Sessions aim to inspire marathoners

The Intertrust Marathon team held its third Inspiring Performance session at the Westin on Oct. 12, with speakers Andrea Hill, a nutritionist, and Beth Cook and Dwain McGuinness from Cayman Physiotherapy. They provided information for athletes, particularly those taking part in the Intertrust Cayman Islands Marathon on Dec. 4.

Ms. Hill provided comprehensive advice for effective marathon nutrition planning. According to a press release, highlights included:

  • Knowing your calorie budget and macronutrient ranges
  • Female runners (non-dieting): 2,400-2,800 calories/day
  • Female runners (dieting): 2,000-2,400 calories/day
  • Male runners: 2,800-3,200 calories/day.

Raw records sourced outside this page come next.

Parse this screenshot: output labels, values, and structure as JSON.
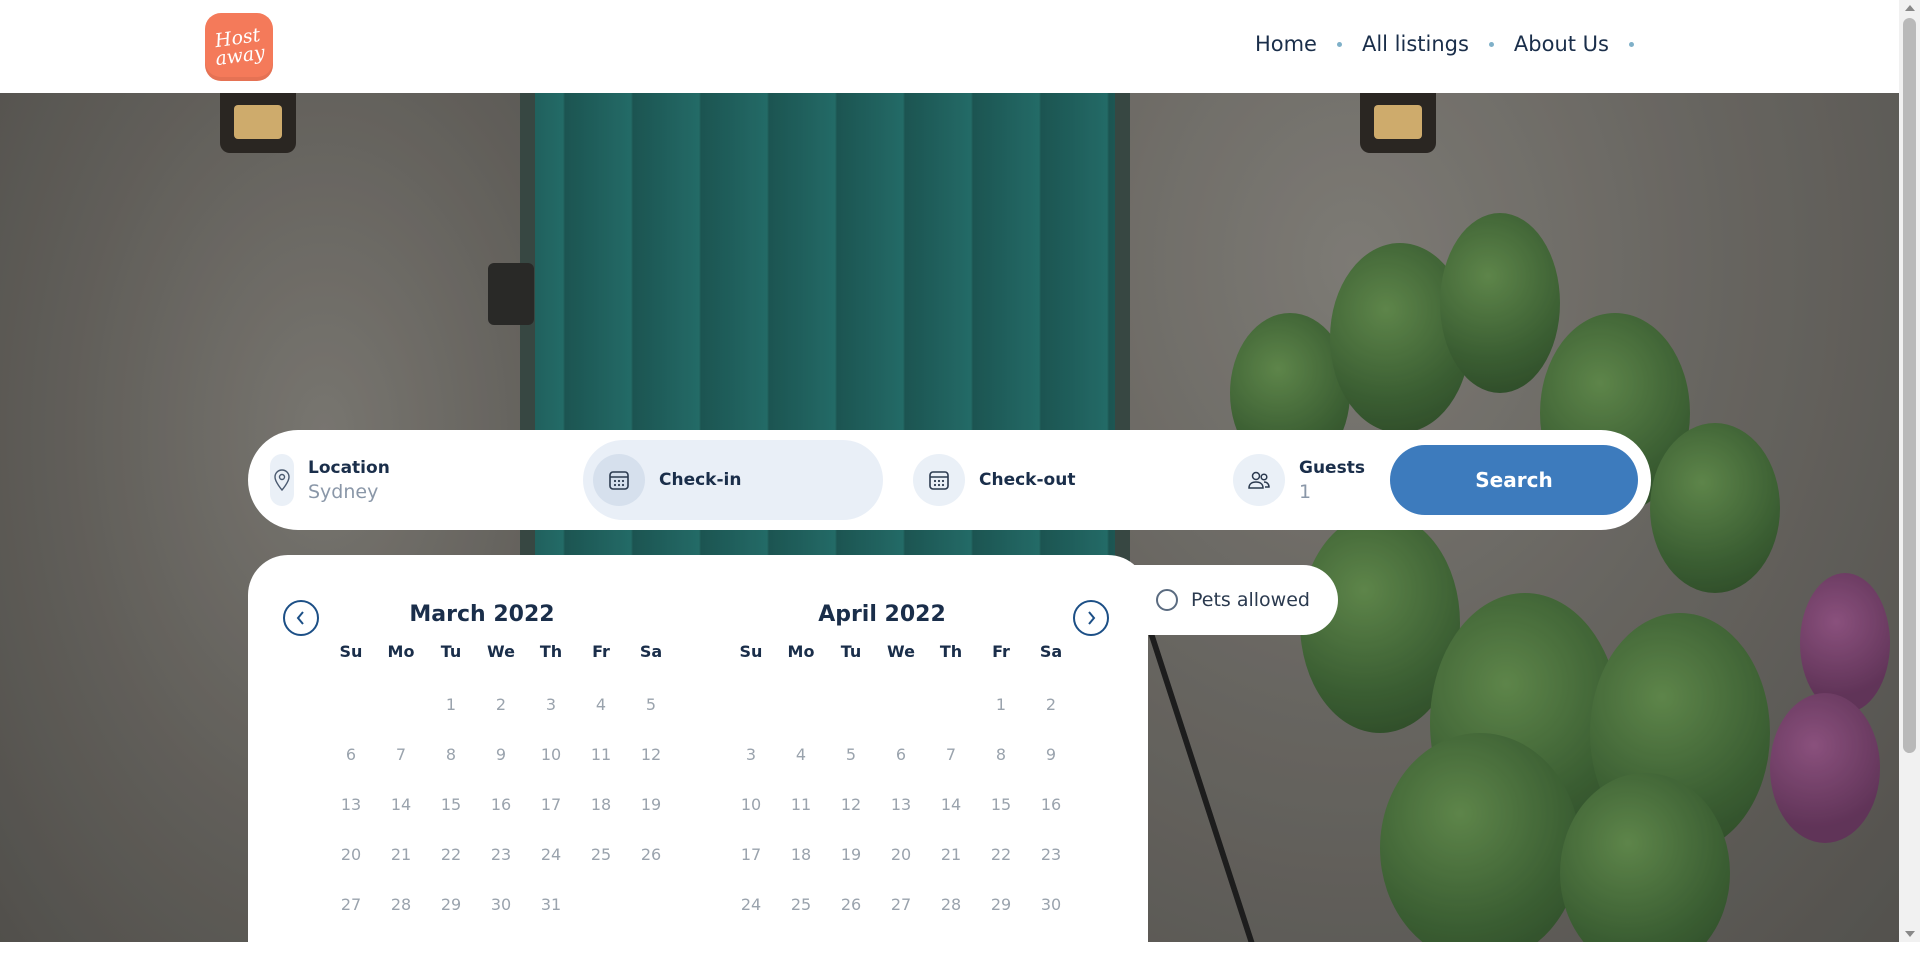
{
  "brand": {
    "logo_text_line1": "Host",
    "logo_text_line2": "away",
    "accent": "#f47a5a"
  },
  "nav": {
    "items": [
      "Home",
      "All listings",
      "About Us"
    ]
  },
  "search": {
    "location": {
      "label": "Location",
      "value": "Sydney",
      "icon": "map-pin-icon"
    },
    "checkin": {
      "label": "Check-in",
      "icon": "calendar-icon"
    },
    "checkout": {
      "label": "Check-out",
      "icon": "calendar-icon"
    },
    "guests": {
      "label": "Guests",
      "value": "1",
      "icon": "users-icon"
    },
    "button_label": "Search",
    "button_color": "#3d7bbd"
  },
  "filters": {
    "pets_label": "Pets allowed",
    "pets_checked": false
  },
  "calendar": {
    "weekdays": [
      "Su",
      "Mo",
      "Tu",
      "We",
      "Th",
      "Fr",
      "Sa"
    ],
    "months": [
      {
        "title": "March 2022",
        "weeks": [
          [
            "",
            "",
            "1",
            "2",
            "3",
            "4",
            "5"
          ],
          [
            "6",
            "7",
            "8",
            "9",
            "10",
            "11",
            "12"
          ],
          [
            "13",
            "14",
            "15",
            "16",
            "17",
            "18",
            "19"
          ],
          [
            "20",
            "21",
            "22",
            "23",
            "24",
            "25",
            "26"
          ],
          [
            "27",
            "28",
            "29",
            "30",
            "31",
            "",
            ""
          ]
        ]
      },
      {
        "title": "April 2022",
        "weeks": [
          [
            "",
            "",
            "",
            "",
            "",
            "1",
            "2"
          ],
          [
            "3",
            "4",
            "5",
            "6",
            "7",
            "8",
            "9"
          ],
          [
            "10",
            "11",
            "12",
            "13",
            "14",
            "15",
            "16"
          ],
          [
            "17",
            "18",
            "19",
            "20",
            "21",
            "22",
            "23"
          ],
          [
            "24",
            "25",
            "26",
            "27",
            "28",
            "29",
            "30"
          ]
        ]
      }
    ]
  }
}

  • Carbohydrates should make up 55 to 65 percent of total calories
  • Protein should make up 10 to 20 percent of total caloriesFats and oils should make up 20 to 25 percent of total calories.Nutrition before, during and after runningPre-exercise, consume 0.5g (2 calories) of carbohydrate per pound of body weight per hour of endurance exercise one hour before beginning
  • During the race, aim to intake 2g (8 calories) of carbohydrate per pound of body weight per hour, four hours beforehand. Consume 100 to 250 calories or more per hour (after the first hour). This may be far more than you are used to consuming during exercise so you need to practice eating during training to figure out what foods and fluids do or do not work
  • After race recovery includes consuming carbohydrate-rich food and beverages within 30-60 minutes after exercise, targeting 0.5g of carbohydrate per pound of body weight every hour and consume at 30 minute intervals for four to five hours.

Advice from physiotherapy team

  • Avoid overtraining. One of the main causes of injury in runners is a result of overtraining
  • Common injuries include plantar fasciitis, Achilles tendonitis, shin splints, tibialis posterior tendonitis, anterior knee pain, hamstring tendonitis, IT band syndrome and lower back pain
  • Excluding overtraining, the most causes of injury include altered gait, poor or incorrect equipment for your individual requirements and muscular imbalance (such as muscular weakness and/or a lack of muscle flexibility)
  • Avoid overtraining by following a structured training program with adequate rest and variety in the form of cross-training
  • Footwear is critical and the smallest thing can make a difference. For instance, many people do not use the very top shoelace hole. Lacing to the top restricts foot movement, enhancing performance
  • Core strength is key to success as is flexibility. Pay attention to strengthening and adequately stretching your glutes, hip flexors, hamstrings, quadriceps and calves.
  • Recommended recovery techniques include a combination of hydration, nutrition, foam rolling, trigger point rolling, rest, ice and massage.

The Cayman Physiotherapy team will be on site at the race finish.

Contact Andrea Hill at [email protected] for more guidance on marathon nutrition. For more information on preventing injury and promoting performance, contact Cayman Physiotherapy at [email protected]

To register for the Intertrust Cayman Islands Marathon, or to find out more information about upcoming Inspiring Performance sessions, visit